What the task requires: Down to the last line, copy the records below without any change.

Dataset items

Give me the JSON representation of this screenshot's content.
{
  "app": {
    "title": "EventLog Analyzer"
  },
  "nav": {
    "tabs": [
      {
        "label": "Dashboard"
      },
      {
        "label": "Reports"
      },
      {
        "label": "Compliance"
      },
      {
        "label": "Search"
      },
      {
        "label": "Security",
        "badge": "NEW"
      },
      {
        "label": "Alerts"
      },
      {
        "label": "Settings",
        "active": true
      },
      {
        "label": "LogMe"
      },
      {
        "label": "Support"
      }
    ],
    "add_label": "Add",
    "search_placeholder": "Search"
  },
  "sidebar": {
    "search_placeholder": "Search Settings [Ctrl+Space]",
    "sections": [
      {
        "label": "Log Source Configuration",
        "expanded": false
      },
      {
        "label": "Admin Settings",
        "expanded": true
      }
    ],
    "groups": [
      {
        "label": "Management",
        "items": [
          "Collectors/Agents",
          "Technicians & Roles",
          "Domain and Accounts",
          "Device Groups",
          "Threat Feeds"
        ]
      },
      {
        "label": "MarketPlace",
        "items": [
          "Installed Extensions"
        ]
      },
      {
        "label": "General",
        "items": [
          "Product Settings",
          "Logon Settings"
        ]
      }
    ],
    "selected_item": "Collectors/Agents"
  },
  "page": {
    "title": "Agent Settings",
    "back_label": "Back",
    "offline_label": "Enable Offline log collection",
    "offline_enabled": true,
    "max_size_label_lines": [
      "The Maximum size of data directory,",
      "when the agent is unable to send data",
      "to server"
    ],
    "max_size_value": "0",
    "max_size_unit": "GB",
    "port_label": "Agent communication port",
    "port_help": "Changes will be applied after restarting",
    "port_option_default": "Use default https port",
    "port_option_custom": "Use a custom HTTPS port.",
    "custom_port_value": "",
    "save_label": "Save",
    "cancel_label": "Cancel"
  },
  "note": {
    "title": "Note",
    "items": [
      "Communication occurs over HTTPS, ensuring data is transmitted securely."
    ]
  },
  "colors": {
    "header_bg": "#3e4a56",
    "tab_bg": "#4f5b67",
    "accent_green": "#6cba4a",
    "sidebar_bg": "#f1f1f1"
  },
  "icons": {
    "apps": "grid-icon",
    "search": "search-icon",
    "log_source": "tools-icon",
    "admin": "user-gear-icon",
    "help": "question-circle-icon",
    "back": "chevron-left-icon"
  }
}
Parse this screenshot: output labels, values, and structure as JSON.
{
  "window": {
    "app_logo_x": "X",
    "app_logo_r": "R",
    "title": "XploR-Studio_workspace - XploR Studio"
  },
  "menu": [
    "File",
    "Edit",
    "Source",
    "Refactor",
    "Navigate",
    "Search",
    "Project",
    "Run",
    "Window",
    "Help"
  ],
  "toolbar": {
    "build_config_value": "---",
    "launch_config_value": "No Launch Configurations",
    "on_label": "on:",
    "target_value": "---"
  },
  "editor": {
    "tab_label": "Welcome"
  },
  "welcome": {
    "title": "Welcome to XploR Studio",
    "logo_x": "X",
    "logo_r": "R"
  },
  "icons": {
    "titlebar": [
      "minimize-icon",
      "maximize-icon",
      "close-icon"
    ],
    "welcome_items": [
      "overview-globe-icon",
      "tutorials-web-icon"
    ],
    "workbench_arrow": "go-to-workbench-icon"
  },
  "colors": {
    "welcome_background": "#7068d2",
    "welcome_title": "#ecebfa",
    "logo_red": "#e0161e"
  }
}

Answer section:
Give me the JSON representation of this screenshot's content.
{
  "app": {
    "title": "EventLog Analyzer"
  },
  "nav": {
    "tabs": [
      {
        "label": "Dashboard"
      },
      {
        "label": "Reports"
      },
      {
        "label": "Compliance"
      },
      {
        "label": "Search"
      },
      {
        "label": "Security",
        "badge": "NEW"
      },
      {
        "label": "Alerts"
      },
      {
        "label": "Settings",
        "active": true
      },
      {
        "label": "LogMe"
      },
      {
        "label": "Support"
      }
    ],
    "add_label": "Add",
    "search_placeholder": "Search"
  },
  "sidebar": {
    "search_placeholder": "Search Settings [Ctrl+Space]",
    "sections": [
      {
        "label": "Log Source Configuration",
        "expanded": false
      },
      {
        "label": "Admin Settings",
        "expanded": true
      }
    ],
    "groups": [
      {
        "label": "Management",
        "items": [
          "Collectors/Agents",
          "Technicians & Roles",
          "Domain and Accounts",
          "Device Groups",
          "Threat Feeds"
        ]
      },
      {
        "label": "MarketPlace",
        "items": [
          "Installed Extensions"
        ]
      },
      {
        "label": "General",
        "items": [
          "Product Settings",
          "Logon Settings"
        ]
      }
    ],
    "selected_item": "Collectors/Agents"
  },
  "page": {
    "title": "Agent Settings",
    "back_label": "Back",
    "offline_label": "Enable Offline log collection",
    "offline_enabled": true,
    "max_size_label_lines": [
      "The Maximum size of data directory,",
      "when the agent is unable to send data",
      "to server"
    ],
    "max_size_value": "0",
    "max_size_unit": "GB",
    "port_label": "Agent communication port",
    "port_help": "Changes will be applied after restarting",
    "port_option_default": "Use default https port",
    "port_option_custom": "Use a custom HTTPS port.",
    "custom_port_value": "",
    "save_label": "Save",
    "cancel_label": "Cancel"
  },
  "note": {
    "title": "Note",
    "items": [
      "Communication occurs over HTTPS, ensuring data is transmitted securely."
    ]
  },
  "colors": {
    "header_bg": "#3e4a56",
    "tab_bg": "#4f5b67",
    "accent_green": "#6cba4a",
    "sidebar_bg": "#f1f1f1"
  },
  "icons": {
    "apps": "grid-icon",
    "search": "search-icon",
    "log_source": "tools-icon",
    "admin": "user-gear-icon",
    "help": "question-circle-icon",
    "back": "chevron-left-icon"
  }
}
Parse this screenshot: output labels, values, and structure as JSON.
{
  "window": {
    "app_logo_x": "X",
    "app_logo_r": "R",
    "title": "XploR-Studio_workspace - XploR Studio"
  },
  "menu": [
    "File",
    "Edit",
    "Source",
    "Refactor",
    "Navigate",
    "Search",
    "Project",
    "Run",
    "Window",
    "Help"
  ],
  "toolbar": {
    "build_config_value": "---",
    "launch_config_value": "No Launch Configurations",
    "on_label": "on:",
    "target_value": "---"
  },
  "editor": {
    "tab_label": "Welcome"
  },
  "welcome": {
    "title": "Welcome to XploR Studio",
    "logo_x": "X",
    "logo_r": "R"
  },
  "icons": {
    "titlebar": [
      "minimize-icon",
      "maximize-icon",
      "close-icon"
    ],
    "welcome_items": [
      "overview-globe-icon",
      "tutorials-web-icon"
    ],
    "workbench_arrow": "go-to-workbench-icon"
  },
  "colors": {
    "welcome_background": "#7068d2",
    "welcome_title": "#ecebfa",
    "logo_red": "#e0161e"
  }
}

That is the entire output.